## WORK ORDER
Below are some entries; write out each one of them exactly.
++++ DATA FOR THE TASK
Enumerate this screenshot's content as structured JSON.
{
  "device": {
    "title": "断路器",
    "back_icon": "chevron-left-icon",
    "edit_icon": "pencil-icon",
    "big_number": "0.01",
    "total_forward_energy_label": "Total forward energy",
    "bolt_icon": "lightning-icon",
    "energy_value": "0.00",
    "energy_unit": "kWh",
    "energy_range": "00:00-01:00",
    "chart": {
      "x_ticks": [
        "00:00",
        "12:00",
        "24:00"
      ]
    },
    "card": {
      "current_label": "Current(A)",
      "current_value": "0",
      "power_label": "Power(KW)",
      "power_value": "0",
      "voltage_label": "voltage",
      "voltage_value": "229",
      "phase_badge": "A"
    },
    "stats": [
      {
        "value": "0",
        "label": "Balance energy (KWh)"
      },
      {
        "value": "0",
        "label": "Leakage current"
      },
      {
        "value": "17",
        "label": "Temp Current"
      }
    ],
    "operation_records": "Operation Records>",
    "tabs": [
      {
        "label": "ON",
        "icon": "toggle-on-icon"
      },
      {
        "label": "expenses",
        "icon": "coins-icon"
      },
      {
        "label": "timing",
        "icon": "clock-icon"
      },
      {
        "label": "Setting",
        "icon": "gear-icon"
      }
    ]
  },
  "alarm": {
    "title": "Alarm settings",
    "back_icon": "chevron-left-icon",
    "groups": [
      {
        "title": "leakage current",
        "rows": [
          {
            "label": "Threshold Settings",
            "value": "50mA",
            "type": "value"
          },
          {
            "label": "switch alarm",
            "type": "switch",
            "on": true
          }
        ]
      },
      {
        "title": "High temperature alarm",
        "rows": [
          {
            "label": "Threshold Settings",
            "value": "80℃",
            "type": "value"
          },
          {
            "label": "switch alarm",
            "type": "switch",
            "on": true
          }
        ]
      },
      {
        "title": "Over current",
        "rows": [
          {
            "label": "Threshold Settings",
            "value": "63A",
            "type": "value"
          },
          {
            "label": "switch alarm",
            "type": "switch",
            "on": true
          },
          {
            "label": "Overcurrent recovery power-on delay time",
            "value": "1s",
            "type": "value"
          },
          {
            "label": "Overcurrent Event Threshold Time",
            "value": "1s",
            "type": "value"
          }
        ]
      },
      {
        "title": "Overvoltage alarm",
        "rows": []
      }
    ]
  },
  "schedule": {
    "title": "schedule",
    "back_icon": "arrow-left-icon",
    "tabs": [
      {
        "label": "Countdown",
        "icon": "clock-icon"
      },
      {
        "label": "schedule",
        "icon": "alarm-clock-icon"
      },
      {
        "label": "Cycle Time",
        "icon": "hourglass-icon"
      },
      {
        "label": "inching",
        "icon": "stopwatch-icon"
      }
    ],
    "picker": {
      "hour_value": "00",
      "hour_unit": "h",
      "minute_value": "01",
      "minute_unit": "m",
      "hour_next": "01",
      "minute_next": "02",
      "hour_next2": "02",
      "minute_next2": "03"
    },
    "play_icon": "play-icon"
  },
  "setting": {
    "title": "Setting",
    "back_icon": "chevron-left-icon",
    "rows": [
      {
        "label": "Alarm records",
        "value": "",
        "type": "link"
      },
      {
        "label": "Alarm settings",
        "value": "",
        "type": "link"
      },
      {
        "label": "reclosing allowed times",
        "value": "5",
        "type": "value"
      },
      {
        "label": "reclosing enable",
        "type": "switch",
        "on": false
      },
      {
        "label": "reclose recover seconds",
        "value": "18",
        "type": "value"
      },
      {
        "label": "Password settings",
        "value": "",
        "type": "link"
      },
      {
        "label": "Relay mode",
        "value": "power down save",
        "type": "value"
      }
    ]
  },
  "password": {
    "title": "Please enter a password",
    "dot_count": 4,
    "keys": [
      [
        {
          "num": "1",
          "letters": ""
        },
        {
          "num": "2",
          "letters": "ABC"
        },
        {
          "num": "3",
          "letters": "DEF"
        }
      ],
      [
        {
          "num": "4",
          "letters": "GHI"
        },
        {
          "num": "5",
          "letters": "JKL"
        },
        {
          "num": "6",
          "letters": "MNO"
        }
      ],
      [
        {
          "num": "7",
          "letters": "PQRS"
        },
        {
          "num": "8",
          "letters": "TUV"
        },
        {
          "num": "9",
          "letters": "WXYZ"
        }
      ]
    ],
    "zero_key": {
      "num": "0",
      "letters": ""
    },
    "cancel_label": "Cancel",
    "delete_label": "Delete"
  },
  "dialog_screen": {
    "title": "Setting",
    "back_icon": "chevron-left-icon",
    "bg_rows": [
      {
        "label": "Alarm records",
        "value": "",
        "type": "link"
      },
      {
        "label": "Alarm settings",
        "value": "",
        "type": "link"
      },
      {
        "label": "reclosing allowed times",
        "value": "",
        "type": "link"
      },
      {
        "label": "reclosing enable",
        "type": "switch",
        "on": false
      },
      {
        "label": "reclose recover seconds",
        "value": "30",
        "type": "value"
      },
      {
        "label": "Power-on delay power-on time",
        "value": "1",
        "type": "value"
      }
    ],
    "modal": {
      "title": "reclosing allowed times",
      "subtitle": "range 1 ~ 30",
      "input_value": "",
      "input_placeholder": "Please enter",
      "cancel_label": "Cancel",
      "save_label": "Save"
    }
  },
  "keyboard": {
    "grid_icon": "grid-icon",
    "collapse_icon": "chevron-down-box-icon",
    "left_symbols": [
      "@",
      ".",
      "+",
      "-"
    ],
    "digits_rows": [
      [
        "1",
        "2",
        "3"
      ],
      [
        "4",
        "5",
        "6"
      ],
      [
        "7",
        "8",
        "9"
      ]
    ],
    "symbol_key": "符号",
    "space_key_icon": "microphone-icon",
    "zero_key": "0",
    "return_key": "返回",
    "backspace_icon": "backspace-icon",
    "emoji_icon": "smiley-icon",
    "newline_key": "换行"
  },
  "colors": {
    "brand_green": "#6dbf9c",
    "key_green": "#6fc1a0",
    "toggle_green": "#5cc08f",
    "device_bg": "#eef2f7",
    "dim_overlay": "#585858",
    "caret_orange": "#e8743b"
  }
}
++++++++
## REPLY
Enumerate this screenshot's content as structured JSON.
{
  "device": {
    "title": "断路器",
    "back_icon": "chevron-left-icon",
    "edit_icon": "pencil-icon",
    "big_number": "0.01",
    "total_forward_energy_label": "Total forward energy",
    "bolt_icon": "lightning-icon",
    "energy_value": "0.00",
    "energy_unit": "kWh",
    "energy_range": "00:00-01:00",
    "chart": {
      "x_ticks": [
        "00:00",
        "12:00",
        "24:00"
      ]
    },
    "card": {
      "current_label": "Current(A)",
      "current_value": "0",
      "power_label": "Power(KW)",
      "power_value": "0",
      "voltage_label": "voltage",
      "voltage_value": "229",
      "phase_badge": "A"
    },
    "stats": [
      {
        "value": "0",
        "label": "Balance energy (KWh)"
      },
      {
        "value": "0",
        "label": "Leakage current"
      },
      {
        "value": "17",
        "label": "Temp Current"
      }
    ],
    "operation_records": "Operation Records>",
    "tabs": [
      {
        "label": "ON",
        "icon": "toggle-on-icon"
      },
      {
        "label": "expenses",
        "icon": "coins-icon"
      },
      {
        "label": "timing",
        "icon": "clock-icon"
      },
      {
        "label": "Setting",
        "icon": "gear-icon"
      }
    ]
  },
  "alarm": {
    "title": "Alarm settings",
    "back_icon": "chevron-left-icon",
    "groups": [
      {
        "title": "leakage current",
        "rows": [
          {
            "label": "Threshold Settings",
            "value": "50mA",
            "type": "value"
          },
          {
            "label": "switch alarm",
            "type": "switch",
            "on": true
          }
        ]
      },
      {
        "title": "High temperature alarm",
        "rows": [
          {
            "label": "Threshold Settings",
            "value": "80℃",
            "type": "value"
          },
          {
            "label": "switch alarm",
            "type": "switch",
            "on": true
          }
        ]
      },
      {
        "title": "Over current",
        "rows": [
          {
            "label": "Threshold Settings",
            "value": "63A",
            "type": "value"
          },
          {
            "label": "switch alarm",
            "type": "switch",
            "on": true
          },
          {
            "label": "Overcurrent recovery power-on delay time",
            "value": "1s",
            "type": "value"
          },
          {
            "label": "Overcurrent Event Threshold Time",
            "value": "1s",
            "type": "value"
          }
        ]
      },
      {
        "title": "Overvoltage alarm",
        "rows": []
      }
    ]
  },
  "schedule": {
    "title": "schedule",
    "back_icon": "arrow-left-icon",
    "tabs": [
      {
        "label": "Countdown",
        "icon": "clock-icon"
      },
      {
        "label": "schedule",
        "icon": "alarm-clock-icon"
      },
      {
        "label": "Cycle Time",
        "icon": "hourglass-icon"
      },
      {
        "label": "inching",
        "icon": "stopwatch-icon"
      }
    ],
    "picker": {
      "hour_value": "00",
      "hour_unit": "h",
      "minute_value": "01",
      "minute_unit": "m",
      "hour_next": "01",
      "minute_next": "02",
      "hour_next2": "02",
      "minute_next2": "03"
    },
    "play_icon": "play-icon"
  },
  "setting": {
    "title": "Setting",
    "back_icon": "chevron-left-icon",
    "rows": [
      {
        "label": "Alarm records",
        "value": "",
        "type": "link"
      },
      {
        "label": "Alarm settings",
        "value": "",
        "type": "link"
      },
      {
        "label": "reclosing allowed times",
        "value": "5",
        "type": "value"
      },
      {
        "label": "reclosing enable",
        "type": "switch",
        "on": false
      },
      {
        "label": "reclose recover seconds",
        "value": "18",
        "type": "value"
      },
      {
        "label": "Password settings",
        "value": "",
        "type": "link"
      },
      {
        "label": "Relay mode",
        "value": "power down save",
        "type": "value"
      }
    ]
  },
  "password": {
    "title": "Please enter a password",
    "dot_count": 4,
    "keys": [
      [
        {
          "num": "1",
          "letters": ""
        },
        {
          "num": "2",
          "letters": "ABC"
        },
        {
          "num": "3",
          "letters": "DEF"
        }
      ],
      [
        {
          "num": "4",
          "letters": "GHI"
        },
        {
          "num": "5",
          "letters": "JKL"
        },
        {
          "num": "6",
          "letters": "MNO"
        }
      ],
      [
        {
          "num": "7",
          "letters": "PQRS"
        },
        {
          "num": "8",
          "letters": "TUV"
        },
        {
          "num": "9",
          "letters": "WXYZ"
        }
      ]
    ],
    "zero_key": {
      "num": "0",
      "letters": ""
    },
    "cancel_label": "Cancel",
    "delete_label": "Delete"
  },
  "dialog_screen": {
    "title": "Setting",
    "back_icon": "chevron-left-icon",
    "bg_rows": [
      {
        "label": "Alarm records",
        "value": "",
        "type": "link"
      },
      {
        "label": "Alarm settings",
        "value": "",
        "type": "link"
      },
      {
        "label": "reclosing allowed times",
        "value": "",
        "type": "link"
      },
      {
        "label": "reclosing enable",
        "type": "switch",
        "on": false
      },
      {
        "label": "reclose recover seconds",
        "value": "30",
        "type": "value"
      },
      {
        "label": "Power-on delay power-on time",
        "value": "1",
        "type": "value"
      }
    ],
    "modal": {
      "title": "reclosing allowed times",
      "subtitle": "range 1 ~ 30",
      "input_value": "",
      "input_placeholder": "Please enter",
      "cancel_label": "Cancel",
      "save_label": "Save"
    }
  },
  "keyboard": {
    "grid_icon": "grid-icon",
    "collapse_icon": "chevron-down-box-icon",
    "left_symbols": [
      "@",
      ".",
      "+",
      "-"
    ],
    "digits_rows": [
      [
        "1",
        "2",
        "3"
      ],
      [
        "4",
        "5",
        "6"
      ],
      [
        "7",
        "8",
        "9"
      ]
    ],
    "symbol_key": "符号",
    "space_key_icon": "microphone-icon",
    "zero_key": "0",
    "return_key": "返回",
    "backspace_icon": "backspace-icon",
    "emoji_icon": "smiley-icon",
    "newline_key": "换行"
  },
  "colors": {
    "brand_green": "#6dbf9c",
    "key_green": "#6fc1a0",
    "toggle_green": "#5cc08f",
    "device_bg": "#eef2f7",
    "dim_overlay": "#585858",
    "caret_orange": "#e8743b"
  }
}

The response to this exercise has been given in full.